While monoethnic and monocultural churches proclaim that the gospel uniquely redeems a given ethnicity and culture, and such churches may at times be necessary or all that is possible, multiethnic churches return to the apostolic milieu, displaying the radical power of the gospel to reconcile those from different races and cultures even as it redeems each one individually. This display alone is worthy of the hard work it takes to establish and maintain these kinds of churches. And it is hard work, harder than ever in the age of Trump. However, along with this, multiethnic churches accomplish something very simple and practical. They supernaturally push back against human self-sorting and help diverse believers to actually know and hear one another.

Multiethnic churches provide a context where people from different races and cultures can deeply know one another, through the mutual bonds of covenant community.
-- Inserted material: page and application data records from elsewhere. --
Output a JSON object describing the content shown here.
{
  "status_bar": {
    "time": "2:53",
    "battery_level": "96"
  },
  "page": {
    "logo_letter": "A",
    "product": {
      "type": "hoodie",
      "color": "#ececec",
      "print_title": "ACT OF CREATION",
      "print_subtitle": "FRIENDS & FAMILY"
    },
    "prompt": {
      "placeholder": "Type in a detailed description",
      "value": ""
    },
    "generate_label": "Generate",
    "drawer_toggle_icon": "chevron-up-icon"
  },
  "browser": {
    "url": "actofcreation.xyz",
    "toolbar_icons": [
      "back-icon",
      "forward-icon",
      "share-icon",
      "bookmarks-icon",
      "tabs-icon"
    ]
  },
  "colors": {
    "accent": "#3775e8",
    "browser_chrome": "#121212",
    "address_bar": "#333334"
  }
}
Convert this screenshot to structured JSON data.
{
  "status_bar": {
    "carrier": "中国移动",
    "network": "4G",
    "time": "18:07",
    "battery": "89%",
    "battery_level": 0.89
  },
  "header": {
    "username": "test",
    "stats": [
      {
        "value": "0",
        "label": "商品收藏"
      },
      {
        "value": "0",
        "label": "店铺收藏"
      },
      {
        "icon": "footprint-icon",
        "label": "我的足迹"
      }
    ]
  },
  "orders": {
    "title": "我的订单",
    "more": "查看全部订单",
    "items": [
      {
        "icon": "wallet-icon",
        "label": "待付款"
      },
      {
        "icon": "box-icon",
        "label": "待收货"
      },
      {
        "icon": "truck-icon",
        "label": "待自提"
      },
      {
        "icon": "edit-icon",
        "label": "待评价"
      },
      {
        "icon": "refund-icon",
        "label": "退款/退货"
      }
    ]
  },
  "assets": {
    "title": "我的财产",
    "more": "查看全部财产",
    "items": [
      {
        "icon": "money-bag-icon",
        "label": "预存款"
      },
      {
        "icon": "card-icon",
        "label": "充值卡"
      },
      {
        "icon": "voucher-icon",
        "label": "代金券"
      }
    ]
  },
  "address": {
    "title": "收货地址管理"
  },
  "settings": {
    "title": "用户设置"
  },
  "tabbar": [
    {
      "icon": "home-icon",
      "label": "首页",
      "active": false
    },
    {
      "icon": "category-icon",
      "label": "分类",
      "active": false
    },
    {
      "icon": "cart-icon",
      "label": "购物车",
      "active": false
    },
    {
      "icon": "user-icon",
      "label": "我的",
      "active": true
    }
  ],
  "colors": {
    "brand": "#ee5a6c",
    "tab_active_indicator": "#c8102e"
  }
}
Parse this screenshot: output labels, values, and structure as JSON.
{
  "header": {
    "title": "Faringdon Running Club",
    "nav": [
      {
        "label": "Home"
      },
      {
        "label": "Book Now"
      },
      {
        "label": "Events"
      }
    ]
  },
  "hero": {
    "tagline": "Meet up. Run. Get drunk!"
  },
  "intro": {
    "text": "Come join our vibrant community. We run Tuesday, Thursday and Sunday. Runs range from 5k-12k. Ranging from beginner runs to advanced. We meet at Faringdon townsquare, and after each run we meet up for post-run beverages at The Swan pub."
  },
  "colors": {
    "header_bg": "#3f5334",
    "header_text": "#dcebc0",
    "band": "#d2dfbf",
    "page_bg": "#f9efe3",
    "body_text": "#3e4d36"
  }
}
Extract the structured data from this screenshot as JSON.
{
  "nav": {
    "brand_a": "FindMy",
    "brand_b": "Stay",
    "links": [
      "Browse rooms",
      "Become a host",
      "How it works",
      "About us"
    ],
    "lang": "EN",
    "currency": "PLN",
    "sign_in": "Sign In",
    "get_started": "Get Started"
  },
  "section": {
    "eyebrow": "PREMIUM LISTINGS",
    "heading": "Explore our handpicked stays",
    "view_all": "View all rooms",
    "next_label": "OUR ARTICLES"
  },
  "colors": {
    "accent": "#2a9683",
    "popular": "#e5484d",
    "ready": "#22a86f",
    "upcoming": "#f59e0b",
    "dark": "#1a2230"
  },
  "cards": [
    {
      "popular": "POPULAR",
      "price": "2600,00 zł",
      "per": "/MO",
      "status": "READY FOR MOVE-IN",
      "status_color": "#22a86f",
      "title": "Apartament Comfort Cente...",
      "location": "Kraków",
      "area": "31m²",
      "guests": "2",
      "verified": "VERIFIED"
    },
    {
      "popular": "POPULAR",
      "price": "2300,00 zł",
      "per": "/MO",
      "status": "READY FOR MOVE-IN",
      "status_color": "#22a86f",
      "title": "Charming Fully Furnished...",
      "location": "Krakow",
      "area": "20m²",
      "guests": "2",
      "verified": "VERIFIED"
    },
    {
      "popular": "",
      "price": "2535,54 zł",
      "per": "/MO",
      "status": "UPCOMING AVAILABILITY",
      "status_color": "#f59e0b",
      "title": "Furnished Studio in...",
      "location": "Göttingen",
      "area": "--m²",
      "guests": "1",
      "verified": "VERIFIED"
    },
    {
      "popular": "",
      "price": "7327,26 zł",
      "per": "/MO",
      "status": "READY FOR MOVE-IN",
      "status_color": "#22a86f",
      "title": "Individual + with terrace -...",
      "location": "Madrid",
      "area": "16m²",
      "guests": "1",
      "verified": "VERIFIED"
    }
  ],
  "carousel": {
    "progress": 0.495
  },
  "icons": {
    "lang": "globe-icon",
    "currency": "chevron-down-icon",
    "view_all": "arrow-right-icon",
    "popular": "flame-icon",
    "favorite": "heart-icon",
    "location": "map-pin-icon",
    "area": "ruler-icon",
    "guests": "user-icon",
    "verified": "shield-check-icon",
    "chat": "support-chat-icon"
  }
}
Communication differs tremendously from person to person, as every married person in the world will readily attest. How much more then does it differ from ethnicity to ethnicity and from culture to culture? If two people from the same culture are struggling to understand one another, the best thing they can do is to spend more time together and keep on communicating. Sooner or later they will learn how to get on the same frequency, they will come to understand what the other person actually means when they speak certain verbal constructions. The exhortation to “Pay attention to what he means, not what he says” is only possible after a certain degree of personal knowledge. But if believers self-sort, and don’t find themselves in contexts where they can know and be known by those different from them, then how will this communication threshold ever be reached? How will white and black believers ever be able to understand what the other actually means if they don’t spend abundant time together working for the kind of friendship where there is deep mutual understanding? Respectful distance will not be enough. Respectful distance will only lead to more misunderstanding and division. What is needed is a spiritual family, one committed to speak and listen to one another in biblical ways.

American Christianity remains remarkably segregated. There are reasons for this. On a practical level, it is very deflating to be repeatedly misunderstood, and those most likely to understand us are those most like us. So we drift toward worshipping with “our people” whether by default or by discouragement. Yes, we are all speaking English, but my contention is that white and black believers in this country aren’t really hearing and understanding one another. How can they when they remain so separate? Even if they worship together, most majority-culture believers are not awake to the real cultural and communication differences that underlie different American subcultures. But these differences are present and active nonetheless, a more present reality to those from minority cultures who must navigate between their culture and majority-white culture on a daily basis.

What do these points have to do with the protests spreading across America right now? In short, we cannot address the root issues of injustice in our society if we cannot truly understand one another. After all, a cultural and perhaps linguistic divide led to injustice even in the early church, which led to the establishment of the office of deacon (Acts 6). As one who lives in the daily challenges of cross-cultural (mis)communication, I believe that such failure of understanding and communication is a major element of racial issues in America, though because of the assumption of a common language it often escapes notice. As a Christian and member of a multiethnic church, I know that only in the church do we possess the spiritual resources necessary to truly unite those from different ethnicities and cultures. Yet American churches are highly segregated, because self-sorting is what naturally happens. It doesn’t have to be this way. In the midst of a divided nation, multiethnic churches can be seedbeds for inter-racial and cross-cultural understanding. And not just understanding, but even friendship and love. That’s why we need more multiethnic churches.